- **ABOUT THIS TASK**: Across the entries below, determine how many lines include the word "data". State only the resulting number.

□ □ □

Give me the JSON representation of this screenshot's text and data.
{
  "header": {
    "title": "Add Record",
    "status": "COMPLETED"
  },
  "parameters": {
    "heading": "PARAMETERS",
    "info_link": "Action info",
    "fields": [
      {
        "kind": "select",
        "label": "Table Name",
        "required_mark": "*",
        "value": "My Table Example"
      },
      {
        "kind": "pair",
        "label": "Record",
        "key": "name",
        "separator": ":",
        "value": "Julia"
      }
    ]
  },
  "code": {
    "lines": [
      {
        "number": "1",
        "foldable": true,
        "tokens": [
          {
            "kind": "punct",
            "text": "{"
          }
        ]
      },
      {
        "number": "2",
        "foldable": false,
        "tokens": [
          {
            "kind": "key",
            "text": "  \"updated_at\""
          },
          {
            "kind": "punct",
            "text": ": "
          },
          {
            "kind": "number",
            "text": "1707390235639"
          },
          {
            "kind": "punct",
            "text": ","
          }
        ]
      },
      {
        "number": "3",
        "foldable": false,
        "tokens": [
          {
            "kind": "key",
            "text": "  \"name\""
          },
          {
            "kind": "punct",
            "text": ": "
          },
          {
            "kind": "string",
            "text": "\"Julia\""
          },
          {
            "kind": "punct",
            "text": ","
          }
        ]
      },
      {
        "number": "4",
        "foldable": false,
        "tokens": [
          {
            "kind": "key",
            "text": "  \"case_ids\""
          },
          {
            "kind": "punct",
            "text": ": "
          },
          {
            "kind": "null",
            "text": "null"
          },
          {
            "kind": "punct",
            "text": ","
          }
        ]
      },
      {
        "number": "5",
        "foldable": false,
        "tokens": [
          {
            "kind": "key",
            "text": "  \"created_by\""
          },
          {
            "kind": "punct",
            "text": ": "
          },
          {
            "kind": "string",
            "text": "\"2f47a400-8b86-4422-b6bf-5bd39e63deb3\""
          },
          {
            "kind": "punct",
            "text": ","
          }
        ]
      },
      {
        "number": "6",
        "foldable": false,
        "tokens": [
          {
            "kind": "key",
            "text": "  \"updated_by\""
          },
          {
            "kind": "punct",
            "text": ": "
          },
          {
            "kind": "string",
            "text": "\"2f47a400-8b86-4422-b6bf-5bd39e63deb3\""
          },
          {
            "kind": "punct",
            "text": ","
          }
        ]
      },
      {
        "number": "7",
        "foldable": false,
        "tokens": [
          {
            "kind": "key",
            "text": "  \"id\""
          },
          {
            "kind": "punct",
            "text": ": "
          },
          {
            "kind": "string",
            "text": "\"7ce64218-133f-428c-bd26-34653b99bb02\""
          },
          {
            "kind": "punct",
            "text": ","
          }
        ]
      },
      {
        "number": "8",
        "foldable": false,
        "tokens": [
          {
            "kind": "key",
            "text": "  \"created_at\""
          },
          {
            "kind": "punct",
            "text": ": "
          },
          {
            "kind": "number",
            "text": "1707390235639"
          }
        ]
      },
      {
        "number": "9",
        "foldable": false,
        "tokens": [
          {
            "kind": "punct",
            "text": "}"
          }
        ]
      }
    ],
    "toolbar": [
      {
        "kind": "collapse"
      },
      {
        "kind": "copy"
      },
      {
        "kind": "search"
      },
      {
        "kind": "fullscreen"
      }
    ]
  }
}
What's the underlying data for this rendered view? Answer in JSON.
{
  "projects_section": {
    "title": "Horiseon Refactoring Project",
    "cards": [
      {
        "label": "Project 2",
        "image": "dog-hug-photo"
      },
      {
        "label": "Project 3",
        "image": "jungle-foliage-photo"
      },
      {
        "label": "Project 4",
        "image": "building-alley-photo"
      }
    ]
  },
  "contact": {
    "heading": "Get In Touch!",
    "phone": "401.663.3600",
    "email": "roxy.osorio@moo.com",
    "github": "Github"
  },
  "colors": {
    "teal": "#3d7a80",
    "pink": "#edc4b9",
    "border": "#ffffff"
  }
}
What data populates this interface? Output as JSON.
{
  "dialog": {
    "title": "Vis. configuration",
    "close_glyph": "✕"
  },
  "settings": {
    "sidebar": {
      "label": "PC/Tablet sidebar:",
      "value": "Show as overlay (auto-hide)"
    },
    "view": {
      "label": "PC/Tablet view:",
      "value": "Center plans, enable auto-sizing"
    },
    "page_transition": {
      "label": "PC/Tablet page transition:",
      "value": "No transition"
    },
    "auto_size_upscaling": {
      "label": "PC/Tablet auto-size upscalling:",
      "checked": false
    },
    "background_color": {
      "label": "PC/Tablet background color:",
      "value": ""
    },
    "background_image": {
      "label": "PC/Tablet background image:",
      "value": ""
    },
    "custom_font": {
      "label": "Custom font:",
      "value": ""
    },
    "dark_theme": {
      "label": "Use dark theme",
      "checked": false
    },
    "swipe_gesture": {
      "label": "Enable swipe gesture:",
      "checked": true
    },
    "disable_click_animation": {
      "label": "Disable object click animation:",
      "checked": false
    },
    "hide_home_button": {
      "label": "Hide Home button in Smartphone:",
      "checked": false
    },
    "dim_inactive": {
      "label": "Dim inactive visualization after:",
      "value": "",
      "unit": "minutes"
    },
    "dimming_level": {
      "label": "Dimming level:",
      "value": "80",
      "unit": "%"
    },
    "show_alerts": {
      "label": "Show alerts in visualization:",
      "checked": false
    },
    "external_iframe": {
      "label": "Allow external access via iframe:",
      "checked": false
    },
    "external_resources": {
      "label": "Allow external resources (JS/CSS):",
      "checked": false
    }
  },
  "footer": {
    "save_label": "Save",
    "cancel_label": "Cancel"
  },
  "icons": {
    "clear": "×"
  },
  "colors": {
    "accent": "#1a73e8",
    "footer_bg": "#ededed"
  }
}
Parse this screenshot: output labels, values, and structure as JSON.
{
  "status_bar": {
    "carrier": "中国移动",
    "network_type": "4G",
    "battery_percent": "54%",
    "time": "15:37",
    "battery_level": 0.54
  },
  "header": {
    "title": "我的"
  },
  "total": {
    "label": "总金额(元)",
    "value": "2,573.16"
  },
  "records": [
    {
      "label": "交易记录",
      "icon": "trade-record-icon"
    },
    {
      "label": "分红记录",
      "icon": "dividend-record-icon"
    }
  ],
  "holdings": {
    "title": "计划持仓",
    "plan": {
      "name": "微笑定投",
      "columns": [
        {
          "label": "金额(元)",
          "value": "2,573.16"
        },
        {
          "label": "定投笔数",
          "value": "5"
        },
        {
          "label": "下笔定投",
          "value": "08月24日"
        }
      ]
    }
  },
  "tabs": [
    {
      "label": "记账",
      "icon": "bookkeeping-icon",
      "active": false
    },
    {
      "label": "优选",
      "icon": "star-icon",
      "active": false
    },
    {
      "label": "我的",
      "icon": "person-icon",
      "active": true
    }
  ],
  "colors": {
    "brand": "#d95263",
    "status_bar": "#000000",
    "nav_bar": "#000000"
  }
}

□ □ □

- **PROBLEM SOLUTION**: 3